Source data
--- START ---

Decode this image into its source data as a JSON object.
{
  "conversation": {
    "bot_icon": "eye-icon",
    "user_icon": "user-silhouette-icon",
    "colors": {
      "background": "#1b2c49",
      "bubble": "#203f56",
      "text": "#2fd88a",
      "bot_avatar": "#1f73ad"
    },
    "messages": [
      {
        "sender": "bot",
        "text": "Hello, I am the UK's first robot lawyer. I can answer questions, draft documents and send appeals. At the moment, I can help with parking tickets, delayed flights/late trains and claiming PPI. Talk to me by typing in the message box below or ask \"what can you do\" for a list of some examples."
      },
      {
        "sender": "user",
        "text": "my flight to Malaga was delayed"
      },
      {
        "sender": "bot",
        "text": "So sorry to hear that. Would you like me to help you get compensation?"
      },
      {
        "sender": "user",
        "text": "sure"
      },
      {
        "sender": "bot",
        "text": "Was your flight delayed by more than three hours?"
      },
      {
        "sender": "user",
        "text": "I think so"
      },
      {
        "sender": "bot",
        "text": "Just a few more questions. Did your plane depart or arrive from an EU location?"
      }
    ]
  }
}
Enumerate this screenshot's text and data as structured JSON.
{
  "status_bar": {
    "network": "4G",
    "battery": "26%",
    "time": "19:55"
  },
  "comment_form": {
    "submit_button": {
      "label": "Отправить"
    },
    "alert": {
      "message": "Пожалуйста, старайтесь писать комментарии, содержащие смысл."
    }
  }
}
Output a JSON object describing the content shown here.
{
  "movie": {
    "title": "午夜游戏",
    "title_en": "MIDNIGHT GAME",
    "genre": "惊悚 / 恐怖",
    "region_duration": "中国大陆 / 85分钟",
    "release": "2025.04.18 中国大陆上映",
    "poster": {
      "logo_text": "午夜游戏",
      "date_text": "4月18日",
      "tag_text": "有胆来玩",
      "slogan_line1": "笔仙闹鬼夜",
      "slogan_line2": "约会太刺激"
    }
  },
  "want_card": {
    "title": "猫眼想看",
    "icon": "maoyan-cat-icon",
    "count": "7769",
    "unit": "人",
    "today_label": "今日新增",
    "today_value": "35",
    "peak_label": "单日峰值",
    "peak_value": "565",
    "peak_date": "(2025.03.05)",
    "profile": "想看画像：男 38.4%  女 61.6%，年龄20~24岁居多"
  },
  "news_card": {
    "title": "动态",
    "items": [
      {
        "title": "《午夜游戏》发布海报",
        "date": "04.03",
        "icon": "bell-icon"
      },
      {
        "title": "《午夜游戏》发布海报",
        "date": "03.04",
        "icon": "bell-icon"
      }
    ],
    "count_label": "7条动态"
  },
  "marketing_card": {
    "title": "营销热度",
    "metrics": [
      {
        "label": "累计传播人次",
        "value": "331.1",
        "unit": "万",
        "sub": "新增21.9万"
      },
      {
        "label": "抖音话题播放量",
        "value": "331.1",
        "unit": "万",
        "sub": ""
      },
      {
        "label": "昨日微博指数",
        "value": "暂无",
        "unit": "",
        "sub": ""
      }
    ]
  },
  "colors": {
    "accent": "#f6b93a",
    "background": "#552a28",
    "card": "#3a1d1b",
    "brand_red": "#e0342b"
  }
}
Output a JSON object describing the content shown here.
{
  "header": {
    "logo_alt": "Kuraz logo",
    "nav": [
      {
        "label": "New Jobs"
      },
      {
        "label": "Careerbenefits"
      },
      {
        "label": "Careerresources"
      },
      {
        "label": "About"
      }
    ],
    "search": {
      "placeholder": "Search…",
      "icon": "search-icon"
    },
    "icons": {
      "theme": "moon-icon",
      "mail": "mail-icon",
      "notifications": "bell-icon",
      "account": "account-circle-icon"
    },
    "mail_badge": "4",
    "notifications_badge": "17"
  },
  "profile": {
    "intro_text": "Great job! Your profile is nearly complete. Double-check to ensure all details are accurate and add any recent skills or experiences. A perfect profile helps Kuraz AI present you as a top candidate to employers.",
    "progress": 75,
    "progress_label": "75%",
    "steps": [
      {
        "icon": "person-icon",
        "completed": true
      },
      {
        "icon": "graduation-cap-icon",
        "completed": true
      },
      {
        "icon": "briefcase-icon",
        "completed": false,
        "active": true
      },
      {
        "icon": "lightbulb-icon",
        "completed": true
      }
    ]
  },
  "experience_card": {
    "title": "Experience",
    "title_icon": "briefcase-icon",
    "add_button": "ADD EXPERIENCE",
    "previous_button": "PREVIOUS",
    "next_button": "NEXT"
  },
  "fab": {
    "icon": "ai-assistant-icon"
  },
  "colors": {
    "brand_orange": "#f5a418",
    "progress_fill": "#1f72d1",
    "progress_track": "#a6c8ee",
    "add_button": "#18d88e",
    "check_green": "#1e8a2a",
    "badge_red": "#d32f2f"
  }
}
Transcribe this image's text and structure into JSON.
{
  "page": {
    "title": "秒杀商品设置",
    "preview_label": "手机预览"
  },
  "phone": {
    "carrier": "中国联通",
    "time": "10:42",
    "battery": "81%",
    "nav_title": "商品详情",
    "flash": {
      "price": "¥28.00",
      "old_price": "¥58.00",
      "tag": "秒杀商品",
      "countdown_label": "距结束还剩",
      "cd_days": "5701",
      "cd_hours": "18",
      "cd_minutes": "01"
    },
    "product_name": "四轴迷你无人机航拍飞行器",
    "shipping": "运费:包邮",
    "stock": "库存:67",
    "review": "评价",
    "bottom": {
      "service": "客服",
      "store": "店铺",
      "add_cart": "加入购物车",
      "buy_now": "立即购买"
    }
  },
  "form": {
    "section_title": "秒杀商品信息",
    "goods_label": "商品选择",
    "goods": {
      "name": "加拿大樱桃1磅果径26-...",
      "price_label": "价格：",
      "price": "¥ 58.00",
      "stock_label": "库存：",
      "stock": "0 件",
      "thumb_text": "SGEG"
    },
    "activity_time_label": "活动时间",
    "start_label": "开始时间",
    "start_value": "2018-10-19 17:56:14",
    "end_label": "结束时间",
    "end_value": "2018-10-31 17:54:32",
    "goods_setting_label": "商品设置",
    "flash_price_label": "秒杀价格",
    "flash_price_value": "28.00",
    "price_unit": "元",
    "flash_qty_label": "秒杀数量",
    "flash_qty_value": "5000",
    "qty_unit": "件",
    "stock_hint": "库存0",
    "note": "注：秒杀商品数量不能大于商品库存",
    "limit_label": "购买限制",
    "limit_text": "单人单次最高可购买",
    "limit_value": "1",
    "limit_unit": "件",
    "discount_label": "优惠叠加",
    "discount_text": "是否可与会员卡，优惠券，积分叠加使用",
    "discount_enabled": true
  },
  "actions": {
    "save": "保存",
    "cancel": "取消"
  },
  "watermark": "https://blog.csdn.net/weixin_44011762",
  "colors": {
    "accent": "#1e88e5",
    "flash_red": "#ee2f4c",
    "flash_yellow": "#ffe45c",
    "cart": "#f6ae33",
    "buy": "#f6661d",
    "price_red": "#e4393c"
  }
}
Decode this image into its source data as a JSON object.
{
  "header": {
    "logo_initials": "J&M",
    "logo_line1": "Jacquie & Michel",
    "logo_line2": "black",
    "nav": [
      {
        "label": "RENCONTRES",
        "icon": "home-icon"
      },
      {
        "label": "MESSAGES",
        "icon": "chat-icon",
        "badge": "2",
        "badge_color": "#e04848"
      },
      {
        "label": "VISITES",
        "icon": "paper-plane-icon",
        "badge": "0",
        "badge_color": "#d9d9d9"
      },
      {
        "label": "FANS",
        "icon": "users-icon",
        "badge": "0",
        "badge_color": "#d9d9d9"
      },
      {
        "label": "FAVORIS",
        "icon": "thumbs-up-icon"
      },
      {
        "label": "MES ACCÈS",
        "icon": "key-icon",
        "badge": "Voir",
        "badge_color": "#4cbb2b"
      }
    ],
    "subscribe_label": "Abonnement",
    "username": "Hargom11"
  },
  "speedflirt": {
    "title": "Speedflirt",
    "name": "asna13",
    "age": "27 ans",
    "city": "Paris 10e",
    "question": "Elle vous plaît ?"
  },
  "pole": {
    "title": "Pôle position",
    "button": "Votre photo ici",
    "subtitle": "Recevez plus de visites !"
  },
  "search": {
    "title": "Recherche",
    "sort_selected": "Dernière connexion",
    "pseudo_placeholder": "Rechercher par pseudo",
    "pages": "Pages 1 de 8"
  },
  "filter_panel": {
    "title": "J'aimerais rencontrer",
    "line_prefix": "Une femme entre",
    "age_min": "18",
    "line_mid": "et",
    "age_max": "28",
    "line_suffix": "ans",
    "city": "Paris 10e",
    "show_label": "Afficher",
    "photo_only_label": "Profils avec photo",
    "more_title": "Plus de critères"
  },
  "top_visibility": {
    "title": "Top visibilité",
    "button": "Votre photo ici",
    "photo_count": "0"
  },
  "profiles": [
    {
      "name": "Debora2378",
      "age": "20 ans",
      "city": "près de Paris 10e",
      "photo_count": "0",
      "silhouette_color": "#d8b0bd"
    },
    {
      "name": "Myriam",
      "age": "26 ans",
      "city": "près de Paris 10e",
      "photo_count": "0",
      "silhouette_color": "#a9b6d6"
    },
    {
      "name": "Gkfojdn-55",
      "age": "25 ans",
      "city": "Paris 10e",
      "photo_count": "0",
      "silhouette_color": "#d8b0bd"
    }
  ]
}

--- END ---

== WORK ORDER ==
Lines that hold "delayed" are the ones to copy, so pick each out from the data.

== RESULT FOR THIS EXERCISE ==
        "text": "Hello, I am the UK's first robot lawyer. I can answer questions, draft documents and send appeals. At the moment, I can help with parking tickets, delayed flights/late trains and claiming PPI. Talk to me by typing in the message box below or ask \"what can you do\" for a list of some examples."
        "text": "my flight to Malaga was delayed"
        "text": "Was your flight delayed by more than three hours?"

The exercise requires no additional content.